[Dataset records]
________
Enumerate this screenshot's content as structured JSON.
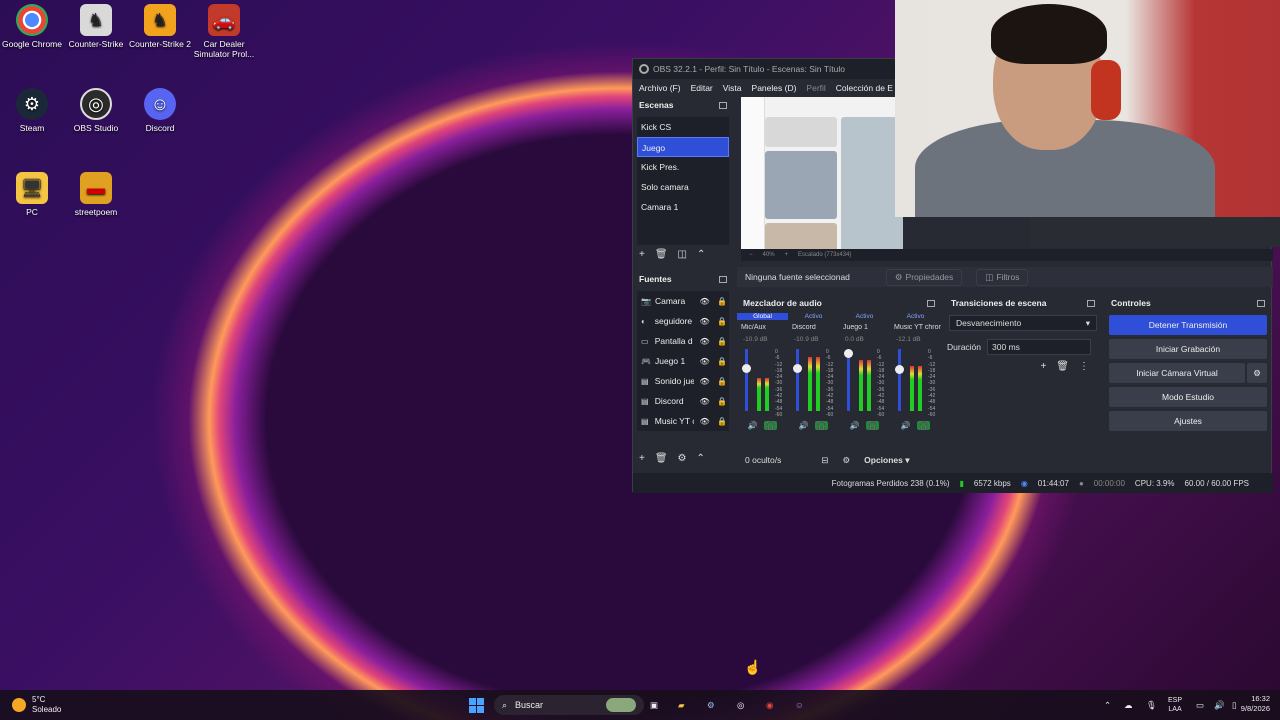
{
  "desktop": {
    "icons": [
      {
        "label": "Google Chrome",
        "icon": "chrome-icon"
      },
      {
        "label": "Counter-Strike",
        "icon": "counter-strike-icon"
      },
      {
        "label": "Counter-Strike 2",
        "icon": "counter-strike-2-icon"
      },
      {
        "label": "Car Dealer Simulator Prol...",
        "icon": "car-dealer-icon"
      },
      {
        "label": "Steam",
        "icon": "steam-icon"
      },
      {
        "label": "OBS Studio",
        "icon": "obs-icon"
      },
      {
        "label": "Discord",
        "icon": "discord-icon"
      },
      {
        "label": "PC",
        "icon": "pc-folder-icon"
      },
      {
        "label": "streetpoem",
        "icon": "streetpoem-folder-icon"
      }
    ]
  },
  "obs": {
    "title": "OBS 32.2.1 - Perfil: Sin Título - Escenas: Sin Título",
    "menu": [
      "Archivo (F)",
      "Editar",
      "Vista",
      "Paneles (D)",
      "Perfil",
      "Colección de E"
    ],
    "scenes_title": "Escenas",
    "scenes": [
      "Kick CS",
      "Juego",
      "Kick Pres.",
      "Solo camara",
      "Camara 1"
    ],
    "selected_scene": "Juego",
    "preview_zoom": "40%",
    "preview_scale": "Escalado (773x434)",
    "no_source_text": "Ninguna fuente seleccionad",
    "properties_label": "Propiedades",
    "filters_label": "Filtros",
    "sources_title": "Fuentes",
    "sources": [
      "Camara",
      "seguidore",
      "Pantalla d",
      "Juego 1",
      "Sonido jue",
      "Discord",
      "Music YT c"
    ],
    "hidden_count": "0 oculto/s",
    "options_label": "Opciones",
    "mixer_title": "Mezclador de audio",
    "mixer_tabs": [
      "Global",
      "Activo",
      "Activo",
      "Activo"
    ],
    "mixer_channels": [
      {
        "name": "Mic/Aux",
        "db": "-10.9 dB",
        "level": 0.55,
        "volume": 0.74
      },
      {
        "name": "Discord",
        "db": "-10.9 dB",
        "level": 0.9,
        "volume": 0.74
      },
      {
        "name": "Juego 1",
        "db": "0.0 dB",
        "level": 0.85,
        "volume": 1.0
      },
      {
        "name": "Music YT chrom",
        "db": "-12.1 dB",
        "level": 0.75,
        "volume": 0.72
      }
    ],
    "meter_scale": [
      "0",
      "-6",
      "-12",
      "-18",
      "-24",
      "-30",
      "-36",
      "-42",
      "-48",
      "-54",
      "-60"
    ],
    "transitions_title": "Transiciones de escena",
    "transition": "Desvanecimiento",
    "duration_label": "Duración",
    "duration_value": "300 ms",
    "controls_title": "Controles",
    "controls": [
      "Detener Transmisión",
      "Iniciar Grabación",
      "Iniciar Cámara Virtual",
      "Modo Estudio",
      "Ajustes"
    ],
    "status": {
      "dropped": "Fotogramas Perdidos 238 (0.1%)",
      "bitrate": "6572 kbps",
      "stream_time": "01:44:07",
      "rec_time": "00:00:00",
      "cpu": "CPU: 3.9%",
      "fps": "60.00 / 60.00 FPS"
    }
  },
  "taskbar": {
    "weather_temp": "5°C",
    "weather_desc": "Soleado",
    "search_placeholder": "Buscar",
    "lang_top": "ESP",
    "lang_bottom": "LAA",
    "time": "16:32",
    "date": "9/8/2026"
  }
}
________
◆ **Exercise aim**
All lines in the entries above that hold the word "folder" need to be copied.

◆ **Result below**
        "icon": "pc-folder-icon"
        "icon": "streetpoem-folder-icon"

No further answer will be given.